It is clear that the federal government may act in so discriminatory a fashion in its enforcement of the laws as to constitute a denial of due process under the Fifth Amendment. Bolling v. Sharpe, 347 U.S. 497, 74 S. Ct., 693, 98 L. Ed. 884 (1954), Yick Wo v. Hopkins, 118 U.S. 356, 369, 6 S. Ct. 1064. 30 L. Ed. 220 (1886), Washington v. United States, 130 U.S.App.D.C. 374, 401 F.2d 915, 922 (1968). But the record in this case is devoid of any evidence that in exercising its broad authority of prosecutorial discretion, the United States' decision to prosecute the Appellants was based upon some individious or inherently suspect classification such as ones based upon race, religion, wealth or political beliefs. There being no showing that the prosecutor's decision to prosecute was based 'upon an unjustifiable standard,' Oyler v. Boles, 368 U.S. 448, 82 S. Ct. 501, 7 L. Ed. 2d 446 (1962), we find the United States did not violate the Fifth Amendment rights of the Appellants by the exercising of some selectivity in enforcement. Oyler v. Boles, supra; Yick Wo v. Hopkins, 118 U.S. 356, 373-374, 68 S. Ct. 1064,30 L. Ed. 220 (1886); Washington v. United States, 130 U.S.App.D.C. 374, 401 F.2d 915, 924-925 (1968).
We have considered all other issues raised by the Appellants and find them without merit.
Title 18, Sections 1952(b) and (c) were amended in 1970 by Public Law 91-513, Title II 701(i) (2). Those amendments are not relevant to the questions raised in this case and, in any event, did not take effect until more than two years after the commencement of the instant prosecutions. Public Law 91-513, 702, October 27, 1970
'The Court: * * * the United States has a right to show the amount involved here. It is like a bank robbery. You can't just say the bank was robbed. You have a right to show it was robbed of $16,000
'Mr. Nelson: Your Honor, if they are running a bingo game--
'The Court: It goes to intent. Your statement to the jury was they didn't intend to do anything wrong.
'Mr. Nelson: They didn't intend any interstate activity.
'The Court: Well, of course, you have got evidence here to the effect that there was interstate transactions.
'Mr. Nelson: Not by these defendants.
'The Court: No, but by the Latin Quarter and proof that these defendants were in charge of the Latin Quarter. That is the position of the United States on it.
'Mr. Nelson: Oh, no.
'The Court: I'm not saying that they have or have not proved it, but that is their theory.
'I overrule your objection. I think they have a right to show this.

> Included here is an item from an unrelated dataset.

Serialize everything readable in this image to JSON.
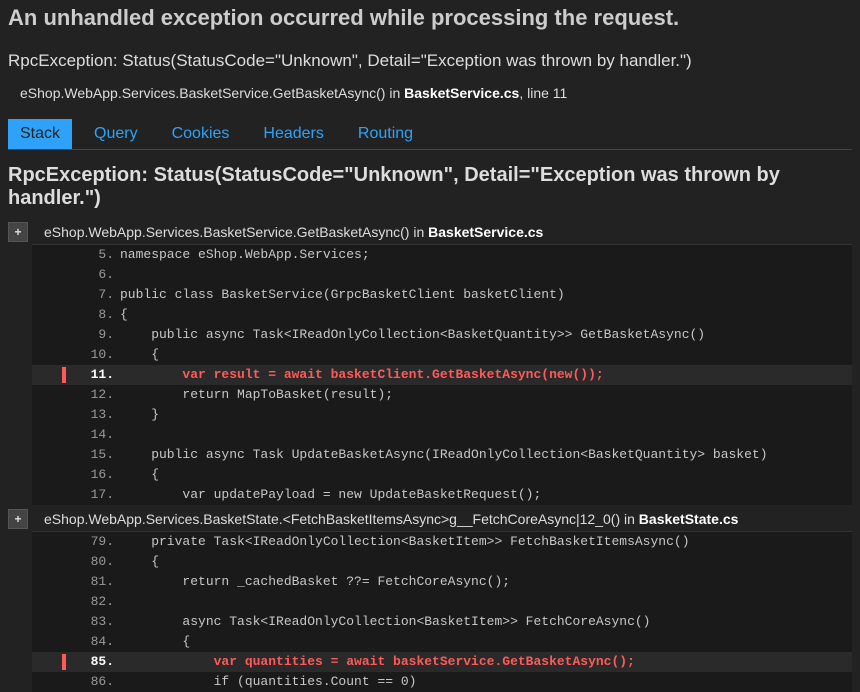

'Mr. Perrin: Your Honor, for the record, I would like to say that in addition to what Your Honor has stated, that we have to show it was a business activity. Now, these records run to the day before the raid. Our contention is that they show the bookkeeping on it at the establishment and that it was bookkeeping.
'The Court: I think you have a right to show that.'